Simply known as La Ràpita, this lovely Catalan municipality in the region of Montsiá in Tarragona is a throwback in time in a liberating way. It’s “where the sea caresses the earth.”
We are brought back 30 years, to a time not unlike my childhood holidays in Penang, where grandpa’s house was in quaint George Town and where pockets of Ferringhi beach were actually clean. And not unlike my husband JL’s childhood days in Cádiz, that gem of a place even now.
Cádiz may shine for its annual Carnaval which lampoons famous personalities, events and situations worth lampooning in parades, chirigotas (choirs normally of 10 in unison or close-harmony singers) and quartets.

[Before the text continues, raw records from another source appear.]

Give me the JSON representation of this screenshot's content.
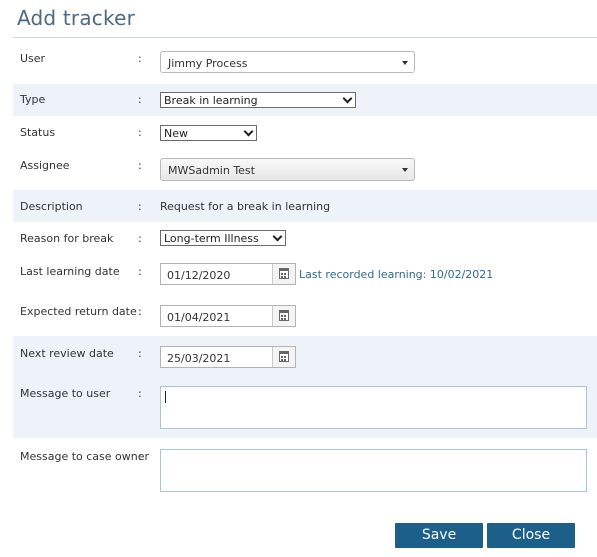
{
  "title": "Add tracker",
  "fields": {
    "user": {
      "label": "User",
      "colon": ":",
      "value": "Jimmy Process"
    },
    "type": {
      "label": "Type",
      "colon": ":",
      "value": "Break in learning"
    },
    "status": {
      "label": "Status",
      "colon": ":",
      "value": "New"
    },
    "assignee": {
      "label": "Assignee",
      "colon": ":",
      "value": "MWSadmin Test"
    },
    "description": {
      "label": "Description",
      "colon": ":",
      "value": "Request for a break in learning"
    },
    "reason": {
      "label": "Reason for break",
      "colon": ":",
      "value": "Long-term Illness"
    },
    "last_learning": {
      "label": "Last learning date",
      "colon": ":",
      "value": "01/12/2020",
      "hint": "Last recorded learning: 10/02/2021"
    },
    "expected_return": {
      "label": "Expected return date",
      "colon": ":",
      "value": "01/04/2021"
    },
    "next_review": {
      "label": "Next review date",
      "colon": ":",
      "value": "25/03/2021"
    },
    "message_user": {
      "label": "Message to user",
      "colon": ":",
      "value": ""
    },
    "message_owner": {
      "label": "Message to case owner",
      "colon": ":",
      "value": ""
    }
  },
  "buttons": {
    "save": "Save",
    "close": "Close"
  },
  "colors": {
    "primary": "#1c5f8a",
    "alt_row": "#edf3f9",
    "title": "#4d6a80",
    "link": "#2f6b8f"
  }
}
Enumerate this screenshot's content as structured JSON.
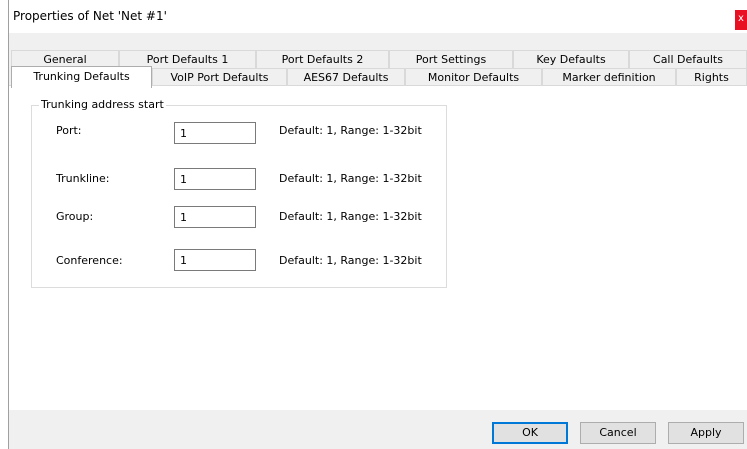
{
  "window": {
    "title": "Properties of Net 'Net #1'",
    "close_label": "x"
  },
  "tabs": {
    "row1": [
      "General",
      "Port Defaults 1",
      "Port Defaults 2",
      "Port Settings",
      "Key Defaults",
      "Call Defaults"
    ],
    "row2": [
      "Trunking Defaults",
      "VoIP Port Defaults",
      "AES67 Defaults",
      "Monitor Defaults",
      "Marker definition",
      "Rights"
    ],
    "active": "Trunking Defaults"
  },
  "group": {
    "title": "Trunking address start",
    "fields": [
      {
        "label": "Port:",
        "value": "1",
        "hint": "Default: 1, Range: 1-32bit"
      },
      {
        "label": "Trunkline:",
        "value": "1",
        "hint": "Default: 1, Range: 1-32bit"
      },
      {
        "label": "Group:",
        "value": "1",
        "hint": "Default: 1, Range: 1-32bit"
      },
      {
        "label": "Conference:",
        "value": "1",
        "hint": "Default: 1, Range: 1-32bit"
      }
    ]
  },
  "buttons": {
    "ok": "OK",
    "cancel": "Cancel",
    "apply": "Apply"
  }
}
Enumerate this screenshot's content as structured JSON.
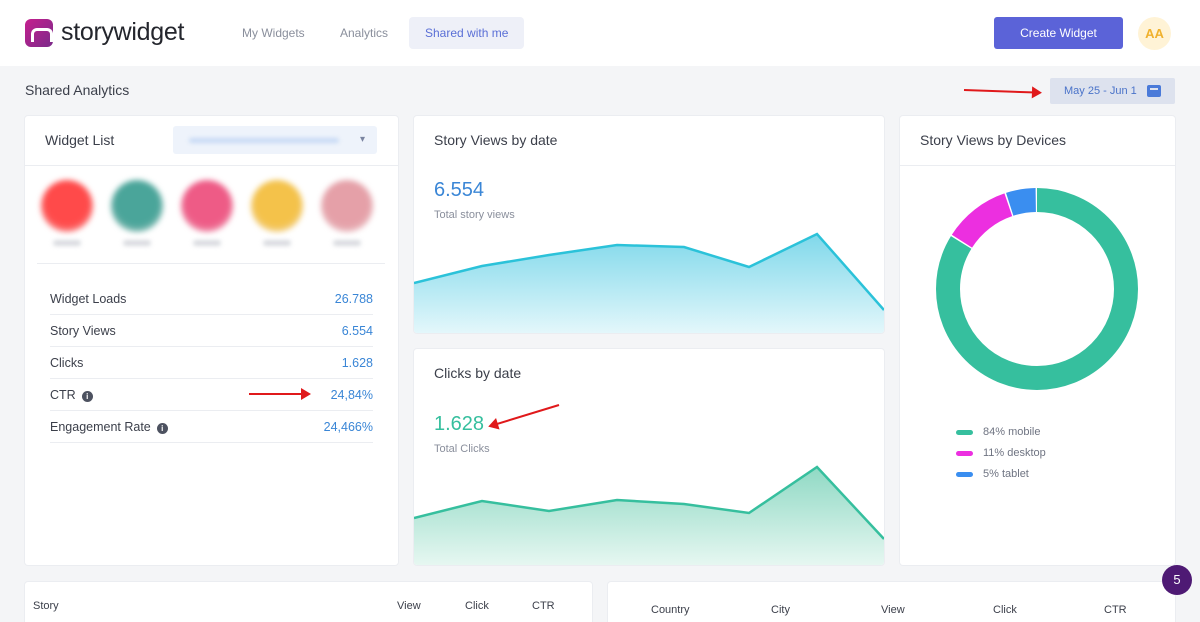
{
  "brand": {
    "name": "storywidget"
  },
  "nav": {
    "tabs": [
      {
        "label": "My Widgets"
      },
      {
        "label": "Analytics"
      },
      {
        "label": "Shared with me"
      }
    ],
    "create_label": "Create Widget",
    "avatar_initials": "AA"
  },
  "page": {
    "title": "Shared Analytics",
    "date_range": "May 25 - Jun 1"
  },
  "widget_list": {
    "title": "Widget List",
    "thumbnail_colors": [
      "#ff4a4a",
      "#4aa59a",
      "#ee5b86",
      "#f4c24a",
      "#e5a0a8"
    ],
    "metrics": [
      {
        "label": "Widget Loads",
        "value": "26.788",
        "info": false
      },
      {
        "label": "Story Views",
        "value": "6.554",
        "info": false
      },
      {
        "label": "Clicks",
        "value": "1.628",
        "info": false
      },
      {
        "label": "CTR",
        "value": "24,84%",
        "info": true
      },
      {
        "label": "Engagement Rate",
        "value": "24,466%",
        "info": true
      }
    ]
  },
  "story_views": {
    "title": "Story Views by date",
    "total": "6.554",
    "total_label": "Total story views",
    "color": "#2bc2d9"
  },
  "clicks": {
    "title": "Clicks by date",
    "total": "1.628",
    "total_label": "Total Clicks",
    "color": "#36bf9e"
  },
  "devices": {
    "title": "Story Views by Devices",
    "items": [
      {
        "label": "84% mobile",
        "percent": 84,
        "color": "#36bf9e"
      },
      {
        "label": "11% desktop",
        "percent": 11,
        "color": "#ec2fe0"
      },
      {
        "label": "5% tablet",
        "percent": 5,
        "color": "#3a8ef0"
      }
    ]
  },
  "stories_table": {
    "headers": [
      "Story",
      "View",
      "Click",
      "CTR"
    ]
  },
  "countries_table": {
    "headers": [
      "Country",
      "City",
      "View",
      "Click",
      "CTR"
    ]
  },
  "notification_count": "5"
}
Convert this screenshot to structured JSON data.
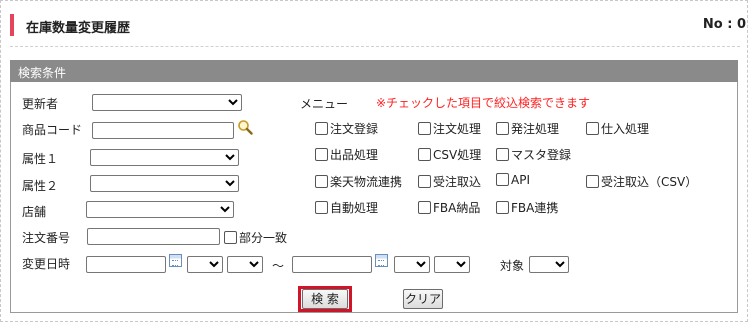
{
  "header": {
    "title": "在庫数量変更履歴",
    "no_label": "No : 0"
  },
  "panel": {
    "title": "検索条件"
  },
  "fields": {
    "updater": "更新者",
    "product_code": "商品コード",
    "attr1": "属性１",
    "attr2": "属性２",
    "store": "店舗",
    "order_no": "注文番号",
    "partial_match": "部分一致",
    "changed_at": "変更日時",
    "tilde": "～",
    "target": "対象"
  },
  "menu": {
    "label": "メニュー",
    "note": "※チェックした項目で絞込検索できます",
    "items": [
      "注文登録",
      "注文処理",
      "発注処理",
      "仕入処理",
      "出品処理",
      "CSV処理",
      "マスタ登録",
      "楽天物流連携",
      "受注取込",
      "API",
      "受注取込（CSV）",
      "自動処理",
      "FBA納品",
      "FBA連携"
    ]
  },
  "buttons": {
    "search": "検 索",
    "clear": "クリア"
  },
  "colors": {
    "accent": "#e4455b",
    "highlight": "#d0142a",
    "note": "#ff2222",
    "panel_head": "#8a8a8a"
  }
}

Every year during mid February, hundreds of thousands of visitors the world over gather for that cheeky saturation of senses, stretching their sense of humour to the max.

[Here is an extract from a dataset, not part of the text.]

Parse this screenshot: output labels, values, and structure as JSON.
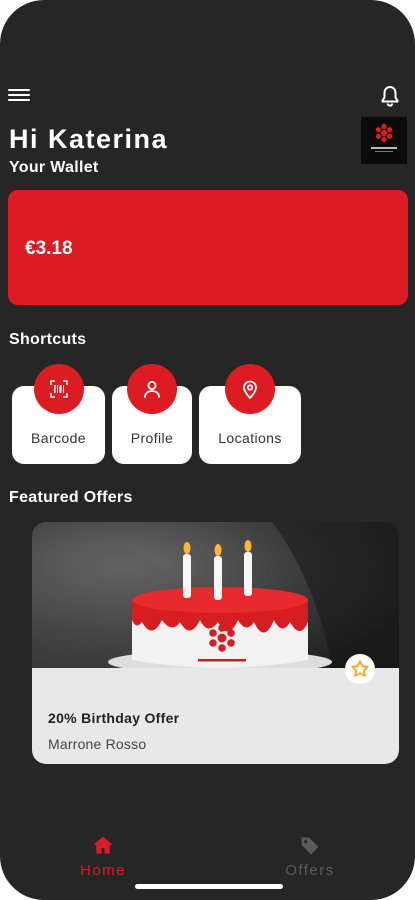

So what’s common between the more colourful, charismatic peninsula of Cádiz and La Ràpita? On normal days, civility and the embrace of what’s truly essential: the soulful enjoyment of life and love of the vast benevolent, mercurial sea. Pocket beaches dot the coastline of La Ràpita where families and friends picnic and laze about. We lose count after a 200-metre stroll. It’s a hidden treasure popular with the locals and Europeans seeking value-for-money holidays minus the cheesiness of what may come cheap.
How hyper-connected is this place? Enough I suppose to keep teens entertained. But there’s none of that brusqueness you might find in the city. There’s lots of physical activity here: eco-tourism, cycling, trekking, water and adventure sports. Discover the Ebro Delta Natural Park where birding enthusiasts have great itineraries to choose from. Or you could just idle hours away with a book, a stroll and a siesta by the shore.
Good bars and restaurants have taken root — one of which is Llansola which is also an unassuming hotel. We time our trip to Llansola 1921, calle Sant Isidre, 98 which serves lovely tostaditas de anguila ahumada (small toasts topped with smoked eel appetizer), arroz a banda and more.
This is simplicity at its best: the freshest fish (monkfish, sole, snails, prawns and crawfish) boiled, and served with potatoes and alioli. I had reservations eating plain boiled seafood, but given the quality ingredients, it tasted so sweet. The broth is then used to make rice from Montsiá which retains a tinge of nuttiness without being over-starchy as processed rice tends to be. It’s sublime. Gastronomy in this Mediterránean delta includes black rice, fideuà (short noodles), smoked eel, succulent mussels, oysters, wild duck, courgette flowers lightly fried in batter.
Things to do
How to get to La Ràpita (from Barcelona)
Log on to www.hife.es/en/ for bus tickets. The journey takes about 2 hours 25 minutes.
We recommend renting a car to make the most of your trip. On your way back to Barcelona, you might like to explore Tortosa and Tarragona, both with lovely historical sights; the charming town of Sitges to the northeast of La Ràpita and Vilafranca del Penedès, “long considered one of Spain’s best wine-producing regions after the Rioja.” Cava, a sparkling wine which has had its own Denominació d’Origen since 1991, is produced in nearby Sant Sadurní d’Anoia. This region also produces some highly regarded, oak-aged reds.
* Sue is a Malaysian writer based in Barcelona, Spain. She can be reached at [email protected]